• Exercise directions:
Examine each line of the listing below. Copy those in which the string "Thursday" appears.

Input for this task: Begin

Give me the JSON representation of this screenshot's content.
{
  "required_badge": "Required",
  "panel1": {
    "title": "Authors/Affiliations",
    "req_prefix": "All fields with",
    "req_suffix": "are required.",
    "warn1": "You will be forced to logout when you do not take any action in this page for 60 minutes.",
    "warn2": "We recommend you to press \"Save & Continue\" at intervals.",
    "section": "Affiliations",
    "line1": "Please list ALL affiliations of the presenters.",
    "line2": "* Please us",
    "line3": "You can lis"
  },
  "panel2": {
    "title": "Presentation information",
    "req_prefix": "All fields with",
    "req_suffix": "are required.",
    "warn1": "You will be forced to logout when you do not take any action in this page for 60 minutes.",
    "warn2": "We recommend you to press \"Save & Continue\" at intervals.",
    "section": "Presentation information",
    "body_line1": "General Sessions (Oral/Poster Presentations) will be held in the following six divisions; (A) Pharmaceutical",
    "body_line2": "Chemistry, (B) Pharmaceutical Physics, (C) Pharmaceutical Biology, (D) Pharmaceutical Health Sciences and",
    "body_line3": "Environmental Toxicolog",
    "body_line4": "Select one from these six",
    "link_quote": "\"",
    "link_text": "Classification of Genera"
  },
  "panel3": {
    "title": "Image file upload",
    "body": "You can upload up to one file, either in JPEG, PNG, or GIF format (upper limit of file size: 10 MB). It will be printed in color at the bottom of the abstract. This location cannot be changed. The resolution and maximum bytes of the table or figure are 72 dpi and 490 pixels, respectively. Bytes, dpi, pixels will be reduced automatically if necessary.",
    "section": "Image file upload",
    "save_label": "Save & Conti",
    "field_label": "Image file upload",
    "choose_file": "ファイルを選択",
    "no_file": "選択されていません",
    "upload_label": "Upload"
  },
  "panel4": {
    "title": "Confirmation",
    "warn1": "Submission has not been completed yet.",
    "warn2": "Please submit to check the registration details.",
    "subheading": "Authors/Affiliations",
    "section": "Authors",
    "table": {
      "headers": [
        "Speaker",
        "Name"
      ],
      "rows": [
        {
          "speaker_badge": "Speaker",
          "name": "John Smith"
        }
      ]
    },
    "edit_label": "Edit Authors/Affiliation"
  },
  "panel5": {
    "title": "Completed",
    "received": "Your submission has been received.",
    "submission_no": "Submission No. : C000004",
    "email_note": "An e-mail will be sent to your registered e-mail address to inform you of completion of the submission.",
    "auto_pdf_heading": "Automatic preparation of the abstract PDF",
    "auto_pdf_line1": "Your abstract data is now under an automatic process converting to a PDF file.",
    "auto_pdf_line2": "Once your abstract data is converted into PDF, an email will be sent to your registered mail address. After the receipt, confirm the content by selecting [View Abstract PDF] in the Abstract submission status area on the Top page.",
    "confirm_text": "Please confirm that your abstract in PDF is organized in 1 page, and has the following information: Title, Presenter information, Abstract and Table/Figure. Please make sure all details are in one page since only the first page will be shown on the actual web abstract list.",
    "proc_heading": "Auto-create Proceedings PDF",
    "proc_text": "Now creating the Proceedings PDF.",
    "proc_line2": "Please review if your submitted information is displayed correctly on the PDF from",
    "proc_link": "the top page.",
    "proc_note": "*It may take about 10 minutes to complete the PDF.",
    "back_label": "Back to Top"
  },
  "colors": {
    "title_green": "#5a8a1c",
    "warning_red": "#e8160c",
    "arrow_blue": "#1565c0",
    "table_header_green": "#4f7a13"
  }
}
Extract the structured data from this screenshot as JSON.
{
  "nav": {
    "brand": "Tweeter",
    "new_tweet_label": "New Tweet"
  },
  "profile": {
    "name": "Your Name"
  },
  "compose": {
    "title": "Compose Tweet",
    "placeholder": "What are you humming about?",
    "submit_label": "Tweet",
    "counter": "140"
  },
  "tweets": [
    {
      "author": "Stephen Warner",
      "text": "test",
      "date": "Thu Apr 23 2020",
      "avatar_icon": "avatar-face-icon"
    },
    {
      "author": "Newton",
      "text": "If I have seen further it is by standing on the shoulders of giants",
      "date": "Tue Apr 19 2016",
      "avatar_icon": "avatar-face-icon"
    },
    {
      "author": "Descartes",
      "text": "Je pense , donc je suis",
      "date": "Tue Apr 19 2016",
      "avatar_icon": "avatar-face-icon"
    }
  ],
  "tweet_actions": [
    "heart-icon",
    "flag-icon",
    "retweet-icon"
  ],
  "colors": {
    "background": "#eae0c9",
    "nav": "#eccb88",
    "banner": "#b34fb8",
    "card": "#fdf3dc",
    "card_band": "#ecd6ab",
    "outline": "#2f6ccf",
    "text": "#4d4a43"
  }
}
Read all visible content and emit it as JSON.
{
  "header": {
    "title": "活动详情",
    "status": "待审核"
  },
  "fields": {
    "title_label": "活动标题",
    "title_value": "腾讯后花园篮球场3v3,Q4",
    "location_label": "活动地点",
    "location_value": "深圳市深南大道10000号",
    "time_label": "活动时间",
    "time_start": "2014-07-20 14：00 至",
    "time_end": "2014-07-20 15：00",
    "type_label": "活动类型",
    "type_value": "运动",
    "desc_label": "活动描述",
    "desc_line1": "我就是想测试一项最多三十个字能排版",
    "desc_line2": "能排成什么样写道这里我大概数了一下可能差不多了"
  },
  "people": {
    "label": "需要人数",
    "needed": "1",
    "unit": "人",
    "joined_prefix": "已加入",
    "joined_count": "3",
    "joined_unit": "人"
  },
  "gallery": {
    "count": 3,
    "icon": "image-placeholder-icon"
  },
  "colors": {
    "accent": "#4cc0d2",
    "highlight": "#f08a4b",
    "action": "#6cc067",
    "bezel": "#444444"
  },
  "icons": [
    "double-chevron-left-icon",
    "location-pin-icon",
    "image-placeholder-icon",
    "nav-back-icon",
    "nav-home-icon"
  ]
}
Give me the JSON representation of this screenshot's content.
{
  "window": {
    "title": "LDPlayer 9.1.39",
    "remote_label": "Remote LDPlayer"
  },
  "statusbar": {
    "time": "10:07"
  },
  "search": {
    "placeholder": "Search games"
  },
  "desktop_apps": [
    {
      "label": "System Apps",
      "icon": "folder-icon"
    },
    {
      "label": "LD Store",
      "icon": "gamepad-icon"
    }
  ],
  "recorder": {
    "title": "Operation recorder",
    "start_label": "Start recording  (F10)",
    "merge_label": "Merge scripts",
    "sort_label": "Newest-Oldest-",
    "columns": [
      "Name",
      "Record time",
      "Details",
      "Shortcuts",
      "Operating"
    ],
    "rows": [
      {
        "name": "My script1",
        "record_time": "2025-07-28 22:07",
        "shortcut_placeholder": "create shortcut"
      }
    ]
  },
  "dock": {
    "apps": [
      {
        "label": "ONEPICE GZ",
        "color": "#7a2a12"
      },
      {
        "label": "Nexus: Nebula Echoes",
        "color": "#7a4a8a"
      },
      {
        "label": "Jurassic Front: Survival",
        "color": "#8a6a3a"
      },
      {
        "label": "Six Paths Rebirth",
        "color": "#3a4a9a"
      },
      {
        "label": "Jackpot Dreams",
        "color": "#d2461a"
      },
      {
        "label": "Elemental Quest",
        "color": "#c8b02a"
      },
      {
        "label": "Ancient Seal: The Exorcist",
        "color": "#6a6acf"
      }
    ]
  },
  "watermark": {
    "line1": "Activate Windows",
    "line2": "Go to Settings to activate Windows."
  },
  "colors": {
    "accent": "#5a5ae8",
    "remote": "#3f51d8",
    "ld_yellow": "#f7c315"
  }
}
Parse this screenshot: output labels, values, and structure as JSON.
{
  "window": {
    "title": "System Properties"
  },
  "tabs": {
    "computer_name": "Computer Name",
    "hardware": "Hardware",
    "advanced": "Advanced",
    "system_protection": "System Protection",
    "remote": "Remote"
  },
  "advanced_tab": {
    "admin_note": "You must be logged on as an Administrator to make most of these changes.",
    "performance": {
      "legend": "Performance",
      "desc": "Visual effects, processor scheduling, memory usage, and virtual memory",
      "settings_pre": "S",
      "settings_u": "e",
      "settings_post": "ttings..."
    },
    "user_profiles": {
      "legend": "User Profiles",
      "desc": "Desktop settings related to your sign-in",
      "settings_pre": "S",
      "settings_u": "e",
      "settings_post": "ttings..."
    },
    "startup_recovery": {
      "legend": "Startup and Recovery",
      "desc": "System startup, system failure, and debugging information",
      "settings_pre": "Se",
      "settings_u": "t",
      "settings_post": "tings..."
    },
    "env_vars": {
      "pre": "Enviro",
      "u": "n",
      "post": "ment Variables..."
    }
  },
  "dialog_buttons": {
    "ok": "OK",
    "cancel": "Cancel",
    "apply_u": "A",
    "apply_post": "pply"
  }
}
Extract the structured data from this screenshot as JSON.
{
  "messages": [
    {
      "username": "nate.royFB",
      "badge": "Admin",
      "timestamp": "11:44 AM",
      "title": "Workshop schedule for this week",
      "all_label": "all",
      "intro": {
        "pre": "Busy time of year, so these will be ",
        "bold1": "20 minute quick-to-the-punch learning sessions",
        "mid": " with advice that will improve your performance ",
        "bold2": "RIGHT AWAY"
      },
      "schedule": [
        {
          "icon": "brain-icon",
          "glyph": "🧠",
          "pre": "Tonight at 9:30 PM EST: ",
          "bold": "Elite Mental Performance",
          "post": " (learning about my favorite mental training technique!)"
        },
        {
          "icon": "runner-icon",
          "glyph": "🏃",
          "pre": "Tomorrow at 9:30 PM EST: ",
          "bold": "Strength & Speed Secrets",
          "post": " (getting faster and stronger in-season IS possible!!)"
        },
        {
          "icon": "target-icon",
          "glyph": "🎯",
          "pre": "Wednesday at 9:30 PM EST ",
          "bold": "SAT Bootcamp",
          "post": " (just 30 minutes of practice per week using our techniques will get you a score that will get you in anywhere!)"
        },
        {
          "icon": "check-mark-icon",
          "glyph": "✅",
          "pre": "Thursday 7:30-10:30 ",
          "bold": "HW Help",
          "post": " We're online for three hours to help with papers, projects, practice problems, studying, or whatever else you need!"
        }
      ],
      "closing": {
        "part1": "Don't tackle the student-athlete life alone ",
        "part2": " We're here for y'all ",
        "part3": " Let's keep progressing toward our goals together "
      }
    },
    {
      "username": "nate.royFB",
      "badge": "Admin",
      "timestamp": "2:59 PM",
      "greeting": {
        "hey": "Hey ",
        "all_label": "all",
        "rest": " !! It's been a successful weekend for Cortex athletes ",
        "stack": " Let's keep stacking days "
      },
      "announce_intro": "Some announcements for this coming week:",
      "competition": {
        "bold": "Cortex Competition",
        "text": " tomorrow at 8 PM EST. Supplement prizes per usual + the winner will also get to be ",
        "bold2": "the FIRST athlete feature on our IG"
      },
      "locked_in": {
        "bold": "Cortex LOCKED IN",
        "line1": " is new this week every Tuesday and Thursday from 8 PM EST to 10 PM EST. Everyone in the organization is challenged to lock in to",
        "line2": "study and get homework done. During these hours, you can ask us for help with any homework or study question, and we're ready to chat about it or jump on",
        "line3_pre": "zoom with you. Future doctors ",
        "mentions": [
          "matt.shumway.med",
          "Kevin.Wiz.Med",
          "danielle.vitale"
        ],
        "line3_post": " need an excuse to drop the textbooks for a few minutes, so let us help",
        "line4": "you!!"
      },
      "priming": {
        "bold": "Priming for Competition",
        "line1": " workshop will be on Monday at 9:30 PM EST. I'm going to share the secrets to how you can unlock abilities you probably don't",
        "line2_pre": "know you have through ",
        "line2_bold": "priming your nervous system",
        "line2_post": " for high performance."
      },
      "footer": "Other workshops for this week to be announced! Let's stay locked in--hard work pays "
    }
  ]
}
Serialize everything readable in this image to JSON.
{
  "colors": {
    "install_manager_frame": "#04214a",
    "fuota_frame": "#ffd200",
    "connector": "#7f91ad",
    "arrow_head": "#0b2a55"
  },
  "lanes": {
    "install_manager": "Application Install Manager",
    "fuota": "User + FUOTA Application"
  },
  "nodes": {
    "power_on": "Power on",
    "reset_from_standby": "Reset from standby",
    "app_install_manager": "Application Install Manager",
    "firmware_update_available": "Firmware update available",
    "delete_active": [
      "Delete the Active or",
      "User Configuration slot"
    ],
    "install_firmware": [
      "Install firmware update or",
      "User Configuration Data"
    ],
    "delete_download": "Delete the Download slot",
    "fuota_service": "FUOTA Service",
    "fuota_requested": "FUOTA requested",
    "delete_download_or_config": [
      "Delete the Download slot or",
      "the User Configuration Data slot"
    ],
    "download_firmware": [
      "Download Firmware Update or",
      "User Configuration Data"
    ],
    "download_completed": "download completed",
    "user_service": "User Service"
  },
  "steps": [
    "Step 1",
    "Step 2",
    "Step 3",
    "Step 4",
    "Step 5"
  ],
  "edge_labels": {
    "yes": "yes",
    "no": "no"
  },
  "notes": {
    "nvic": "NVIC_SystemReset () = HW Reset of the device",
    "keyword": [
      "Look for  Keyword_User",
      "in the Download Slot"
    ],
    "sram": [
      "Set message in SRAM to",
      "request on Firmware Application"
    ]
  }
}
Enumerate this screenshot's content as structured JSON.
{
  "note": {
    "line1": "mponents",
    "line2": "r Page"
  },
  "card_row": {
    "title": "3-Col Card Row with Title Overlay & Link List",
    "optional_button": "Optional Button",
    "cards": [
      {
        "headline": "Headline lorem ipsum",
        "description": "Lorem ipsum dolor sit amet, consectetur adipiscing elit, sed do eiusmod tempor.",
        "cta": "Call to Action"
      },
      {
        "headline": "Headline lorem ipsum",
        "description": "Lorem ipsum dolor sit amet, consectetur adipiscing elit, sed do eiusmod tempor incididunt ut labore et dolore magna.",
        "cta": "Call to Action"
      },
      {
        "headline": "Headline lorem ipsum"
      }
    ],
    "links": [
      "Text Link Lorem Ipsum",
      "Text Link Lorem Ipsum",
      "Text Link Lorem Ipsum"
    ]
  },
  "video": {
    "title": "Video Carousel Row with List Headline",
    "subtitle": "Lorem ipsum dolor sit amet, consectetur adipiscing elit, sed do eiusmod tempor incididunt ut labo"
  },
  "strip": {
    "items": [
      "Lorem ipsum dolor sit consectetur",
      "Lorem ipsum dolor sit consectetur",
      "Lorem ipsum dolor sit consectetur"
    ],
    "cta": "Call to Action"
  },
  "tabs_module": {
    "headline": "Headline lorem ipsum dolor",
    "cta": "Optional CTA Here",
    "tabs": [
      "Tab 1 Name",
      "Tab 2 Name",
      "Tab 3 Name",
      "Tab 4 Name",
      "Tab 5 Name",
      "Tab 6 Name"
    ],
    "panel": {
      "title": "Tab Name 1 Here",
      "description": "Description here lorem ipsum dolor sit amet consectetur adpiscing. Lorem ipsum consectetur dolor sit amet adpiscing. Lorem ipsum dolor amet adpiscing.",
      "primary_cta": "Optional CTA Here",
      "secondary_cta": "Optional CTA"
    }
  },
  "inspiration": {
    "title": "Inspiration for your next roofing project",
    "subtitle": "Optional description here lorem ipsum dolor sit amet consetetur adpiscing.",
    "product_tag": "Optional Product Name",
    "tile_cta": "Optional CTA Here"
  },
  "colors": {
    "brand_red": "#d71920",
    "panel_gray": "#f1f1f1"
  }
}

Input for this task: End

• Response to the exercise:
          "pre": "Thursday 7:30-10:30 ",
        "line1": " is new this week every Tuesday and Thursday from 8 PM EST to 10 PM EST. Everyone in the organization is challenged to lock in to",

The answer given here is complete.